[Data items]

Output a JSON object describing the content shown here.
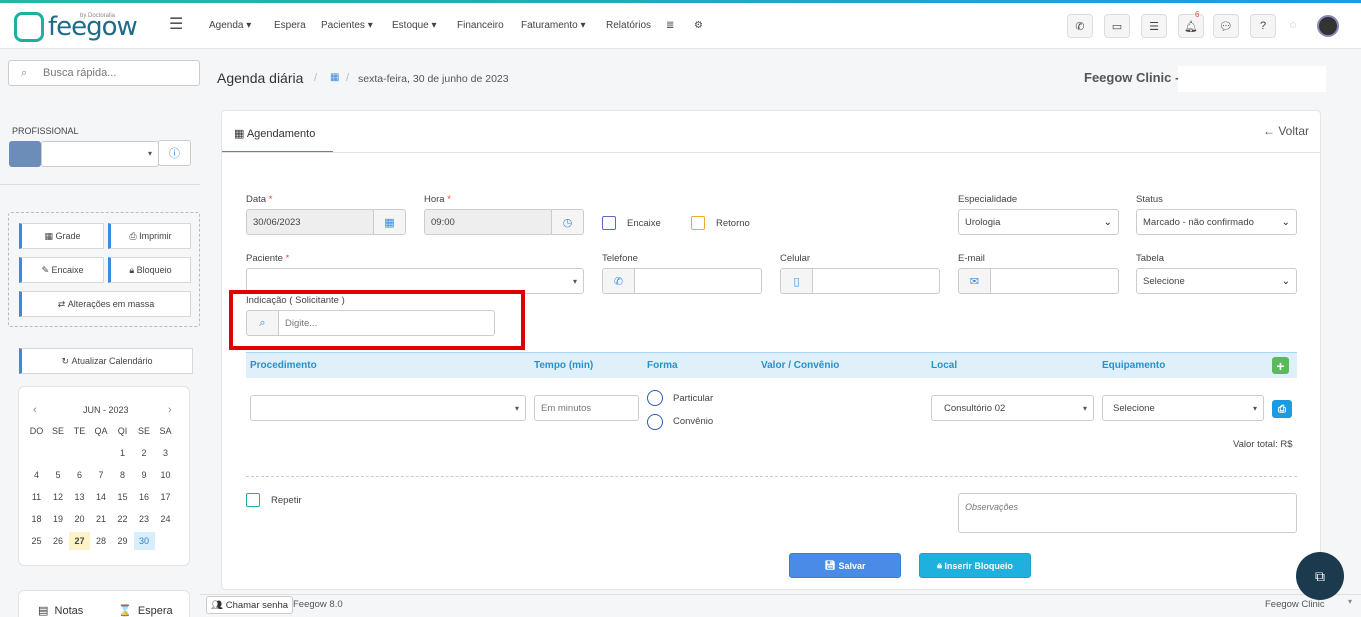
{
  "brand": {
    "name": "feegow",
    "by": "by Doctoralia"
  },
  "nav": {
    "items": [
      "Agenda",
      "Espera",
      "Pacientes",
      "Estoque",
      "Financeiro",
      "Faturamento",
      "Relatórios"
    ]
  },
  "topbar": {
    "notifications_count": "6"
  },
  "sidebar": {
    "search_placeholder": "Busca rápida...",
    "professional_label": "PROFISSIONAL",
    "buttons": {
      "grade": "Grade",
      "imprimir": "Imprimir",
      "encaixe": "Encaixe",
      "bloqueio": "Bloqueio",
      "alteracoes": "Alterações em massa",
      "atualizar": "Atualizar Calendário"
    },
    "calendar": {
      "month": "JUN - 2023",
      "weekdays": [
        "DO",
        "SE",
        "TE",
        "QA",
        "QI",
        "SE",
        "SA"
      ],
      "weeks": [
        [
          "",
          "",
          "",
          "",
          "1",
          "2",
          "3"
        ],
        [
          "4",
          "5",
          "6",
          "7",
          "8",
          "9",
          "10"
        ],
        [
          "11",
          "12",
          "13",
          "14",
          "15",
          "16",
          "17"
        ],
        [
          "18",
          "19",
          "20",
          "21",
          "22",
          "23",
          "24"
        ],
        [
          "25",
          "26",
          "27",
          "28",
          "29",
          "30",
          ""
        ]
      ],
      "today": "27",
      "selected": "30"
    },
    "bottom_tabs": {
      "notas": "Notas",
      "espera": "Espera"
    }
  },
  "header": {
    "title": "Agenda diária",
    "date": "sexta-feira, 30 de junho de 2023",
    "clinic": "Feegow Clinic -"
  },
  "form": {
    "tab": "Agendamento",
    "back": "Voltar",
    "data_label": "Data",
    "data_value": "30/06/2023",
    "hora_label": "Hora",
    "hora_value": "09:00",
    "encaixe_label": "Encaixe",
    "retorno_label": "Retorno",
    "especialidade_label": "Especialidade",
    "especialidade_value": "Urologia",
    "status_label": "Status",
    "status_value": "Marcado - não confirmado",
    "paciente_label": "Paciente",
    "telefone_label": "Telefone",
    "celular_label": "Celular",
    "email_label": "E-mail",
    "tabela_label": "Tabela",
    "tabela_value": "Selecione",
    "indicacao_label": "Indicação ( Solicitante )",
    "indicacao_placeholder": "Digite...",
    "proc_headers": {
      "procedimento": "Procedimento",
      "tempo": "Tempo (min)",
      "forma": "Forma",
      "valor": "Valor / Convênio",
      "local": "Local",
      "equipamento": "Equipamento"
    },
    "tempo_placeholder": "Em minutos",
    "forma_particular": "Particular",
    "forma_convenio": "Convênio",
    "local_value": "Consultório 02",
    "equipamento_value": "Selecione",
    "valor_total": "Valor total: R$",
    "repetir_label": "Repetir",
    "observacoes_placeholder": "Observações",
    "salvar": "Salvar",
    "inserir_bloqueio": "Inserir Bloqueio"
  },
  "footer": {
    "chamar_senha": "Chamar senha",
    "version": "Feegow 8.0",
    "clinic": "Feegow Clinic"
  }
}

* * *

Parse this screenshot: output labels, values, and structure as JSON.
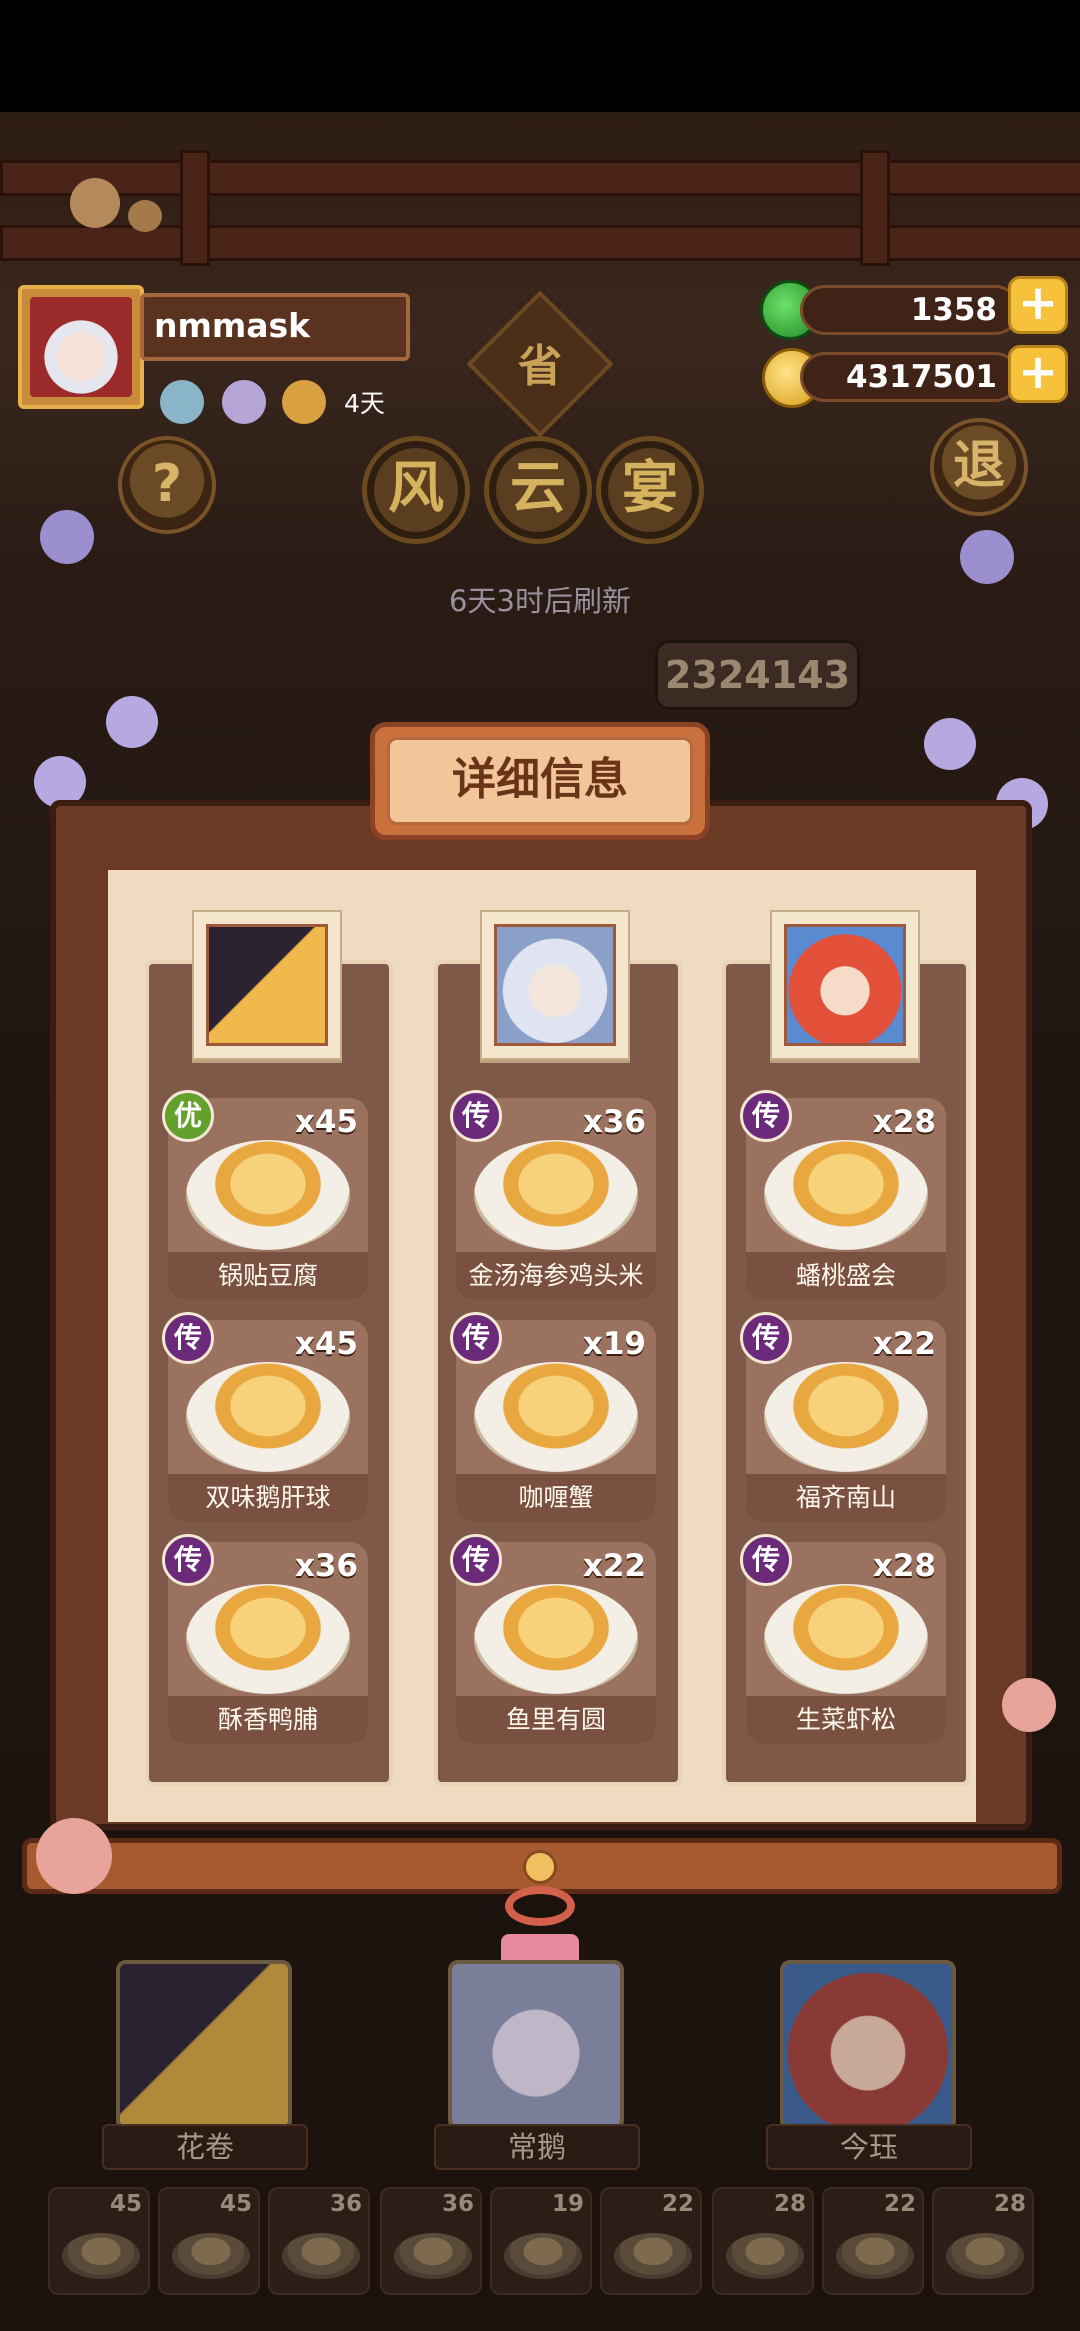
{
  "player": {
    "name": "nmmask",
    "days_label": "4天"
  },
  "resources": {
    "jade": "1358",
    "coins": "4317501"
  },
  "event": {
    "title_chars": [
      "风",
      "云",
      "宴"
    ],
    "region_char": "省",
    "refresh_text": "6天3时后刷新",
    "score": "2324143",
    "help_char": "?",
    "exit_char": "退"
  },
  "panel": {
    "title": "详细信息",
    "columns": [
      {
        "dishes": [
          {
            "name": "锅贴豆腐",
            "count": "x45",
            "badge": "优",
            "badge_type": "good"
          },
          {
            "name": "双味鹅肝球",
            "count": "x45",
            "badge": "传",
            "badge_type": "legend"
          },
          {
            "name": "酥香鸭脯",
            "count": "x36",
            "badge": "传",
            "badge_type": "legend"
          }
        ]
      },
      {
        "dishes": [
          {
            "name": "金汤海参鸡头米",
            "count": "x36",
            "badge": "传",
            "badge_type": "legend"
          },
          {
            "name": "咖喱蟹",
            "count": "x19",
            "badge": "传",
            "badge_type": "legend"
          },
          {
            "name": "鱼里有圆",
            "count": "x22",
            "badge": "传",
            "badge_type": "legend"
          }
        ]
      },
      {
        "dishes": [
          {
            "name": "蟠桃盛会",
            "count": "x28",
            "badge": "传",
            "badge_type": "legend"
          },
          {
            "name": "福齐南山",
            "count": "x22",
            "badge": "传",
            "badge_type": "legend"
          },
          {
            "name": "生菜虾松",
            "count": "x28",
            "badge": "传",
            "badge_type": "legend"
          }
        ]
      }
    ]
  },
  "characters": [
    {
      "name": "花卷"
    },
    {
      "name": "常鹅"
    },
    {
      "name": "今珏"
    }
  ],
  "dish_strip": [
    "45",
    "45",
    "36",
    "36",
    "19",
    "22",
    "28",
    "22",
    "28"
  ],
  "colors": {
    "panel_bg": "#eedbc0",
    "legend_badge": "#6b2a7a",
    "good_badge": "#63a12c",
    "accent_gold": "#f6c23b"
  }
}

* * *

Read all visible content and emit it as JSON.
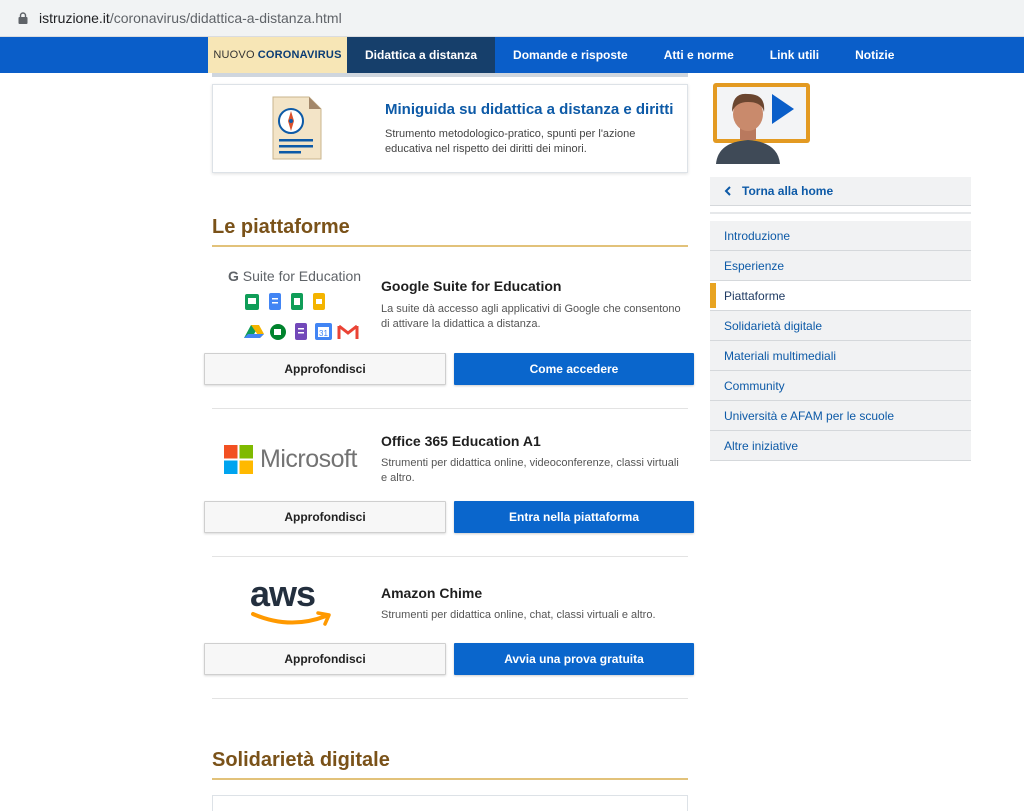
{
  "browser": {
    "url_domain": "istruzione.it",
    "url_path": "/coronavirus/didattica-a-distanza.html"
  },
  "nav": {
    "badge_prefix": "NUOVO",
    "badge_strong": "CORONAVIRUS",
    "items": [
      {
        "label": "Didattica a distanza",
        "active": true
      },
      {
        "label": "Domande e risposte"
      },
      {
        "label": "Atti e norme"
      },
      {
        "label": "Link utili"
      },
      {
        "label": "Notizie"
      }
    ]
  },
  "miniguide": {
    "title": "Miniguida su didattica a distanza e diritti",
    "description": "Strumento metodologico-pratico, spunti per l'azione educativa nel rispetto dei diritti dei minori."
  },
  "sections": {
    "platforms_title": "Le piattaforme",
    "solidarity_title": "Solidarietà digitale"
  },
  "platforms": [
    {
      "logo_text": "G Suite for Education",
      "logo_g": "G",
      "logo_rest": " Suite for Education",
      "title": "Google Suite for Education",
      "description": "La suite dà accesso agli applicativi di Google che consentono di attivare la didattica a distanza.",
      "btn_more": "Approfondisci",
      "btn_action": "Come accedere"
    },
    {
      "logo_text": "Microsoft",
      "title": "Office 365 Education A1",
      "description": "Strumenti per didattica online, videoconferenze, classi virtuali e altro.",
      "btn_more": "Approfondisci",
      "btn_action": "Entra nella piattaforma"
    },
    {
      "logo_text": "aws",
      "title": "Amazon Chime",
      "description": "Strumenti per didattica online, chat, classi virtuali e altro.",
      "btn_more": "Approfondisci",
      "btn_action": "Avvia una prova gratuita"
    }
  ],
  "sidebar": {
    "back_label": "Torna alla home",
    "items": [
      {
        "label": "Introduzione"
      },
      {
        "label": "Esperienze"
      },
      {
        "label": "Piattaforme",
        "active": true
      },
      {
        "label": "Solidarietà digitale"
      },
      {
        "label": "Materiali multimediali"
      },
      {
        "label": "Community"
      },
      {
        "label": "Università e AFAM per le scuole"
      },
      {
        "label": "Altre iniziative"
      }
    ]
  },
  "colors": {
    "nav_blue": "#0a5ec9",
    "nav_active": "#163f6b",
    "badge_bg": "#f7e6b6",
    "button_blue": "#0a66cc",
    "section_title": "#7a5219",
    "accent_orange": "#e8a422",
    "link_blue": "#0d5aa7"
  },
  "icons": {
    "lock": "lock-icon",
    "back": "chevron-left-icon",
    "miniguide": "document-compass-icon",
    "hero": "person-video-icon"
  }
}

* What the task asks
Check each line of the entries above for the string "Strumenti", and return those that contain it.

* Answer to the problem
      "description": "Strumenti per didattica online, videoconferenze, classi virtuali e altro.",
      "description": "Strumenti per didattica online, chat, classi virtuali e altro.",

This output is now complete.